This year we begin to reform the Violence Against Women Act, to stop the injustices, to protect our families, and to save our children.

The name of our campaign is “Truth and Consequences: Election 2006.” Our objective is simple: To meet with candidates in every single district around the country, explain the abuses of VAWA, and ask for their support to request Congressional hearings right after the November 7 election.

To do that, we’ve put together a Coalition of almost 50 organizations, 37 state-level contact persons, and a variety of Special Reports and other resource materials. These can be seen at http://www.mediaradar.org .

So let’s roll up our sleeves and get on with it. These are the steps you need to do this week:

Step 1: Find out what Congressional District you live in. Go to http://www.house.gov and enter your Zip code in the box at the top of the page.

Step 2: Get the telephone number of your Congressman’s local office. You can do this by:

  • Reviewing your representative’s web page,
  • Looking up the number in the telephone book, or
  • Calling the Capitol switchboard at 202-224-3121 and asking to be connected to your Congressman’s office.

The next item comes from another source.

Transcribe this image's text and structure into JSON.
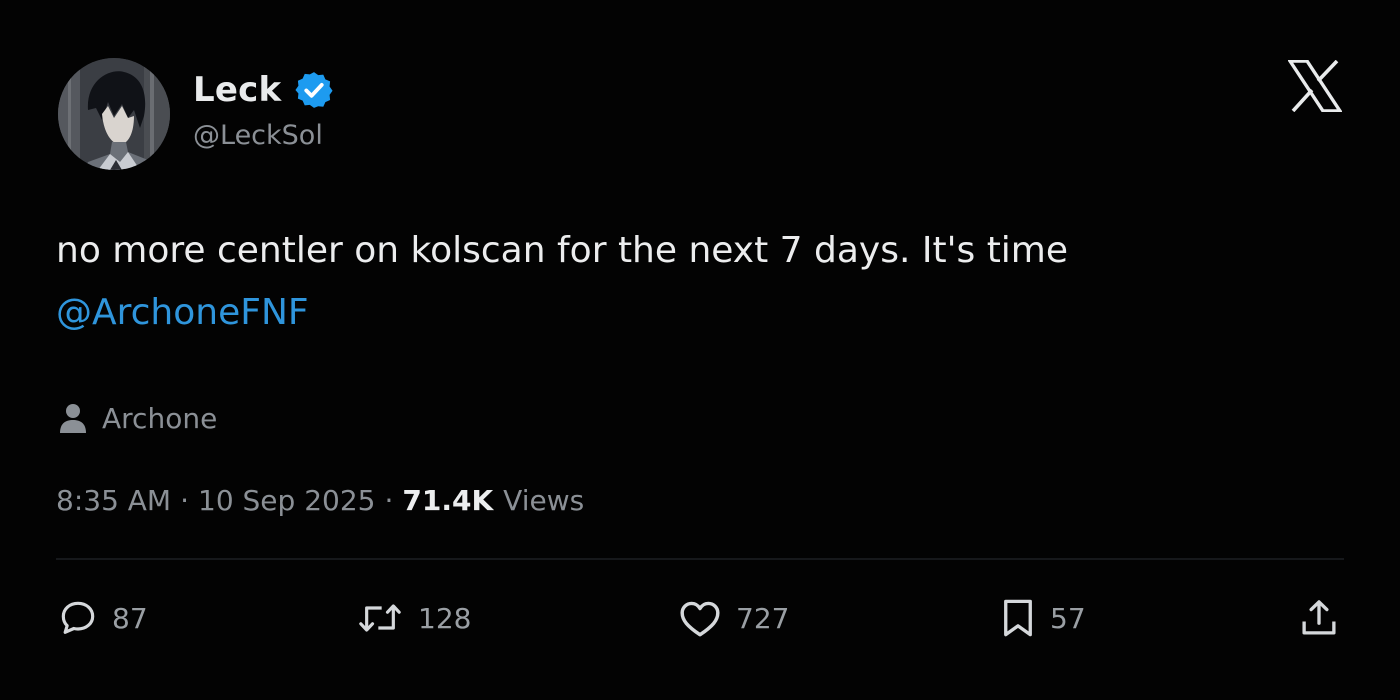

Step 3: Call your Congressman’s local office and ask to speak with the Scheduler. Explain that you are a member of a coalition of 50 organizations around the country. Request to meet with the Congressman (or staff) to discuss how the Violence Against Women Act affects families and children. Keep it short and sweet -- you just want to set up a face-to-face meeting.

Step 4: The Scheduler may ask you to send or fax them a request letter. If so, just fill in the blanks on the letter shown below and send or fax it right away.

That’s all there is to it! The July 10 Alert will explain how to prepare for your meeting.

Additional Questions:

  1. “I belong to an organization in my area that is arranging to meet with the Representative to talk about VAWA. Should I coordinate with my group?”

    Yes, by all means.

  2. “One of the senators in my state is also up for re-election this year. Should I try to meet with the Senator, as well?”

    Yes. We encourage you to coordinate this meeting with others in your state.

  3. “The Alert only mentions meeting with the incumbent. What about the challenger?”

    Good question. As the campaign progresses, we’ll be asking persons to get involved in activities such as putting up signs and making phone calls for the candidate. Obviously, you can’t do that for both the incumbent and the challenger. So you have to choose. The incumbent wins 95% of all races, so generally you’ll want to meet with the incumbent.

Sample letter for requesting a meeting. Copy the section below and paste it into your favorite word processor. Then fill in the information indicated in [brackets].

[Letterhead with your name, address, and phone number]

[Date of letter]

[Name of scheduler]
[Street address]
[City, state, zip]

Dear [Name of scheduler]:

I am a member of a coalition of 50 organizations around the country. [If you are writing as a representative of a local group, indicate the name of that organization.]

I am following up on our conversation to meet with Congressman [Last name] to discuss the Violence Against Women Act and how it impacts families and children.

The best dates for me to meet are [fill in several dates and/or times, and any other information about location].

Thank you for your help. I'll look forward to hearing from you.



Date of RADAR Release: June 26, 2006

Want to improve the chance that they'll pay attention to your letter? Click here.

R.A.D.A.R. – Respecting Accuracy in Domestic Abuse Reporting – is a non-profit, non-partisan organization of men and women working to improve the effectiveness of our nation's approach to solving domestic violence. http://mediaradar.org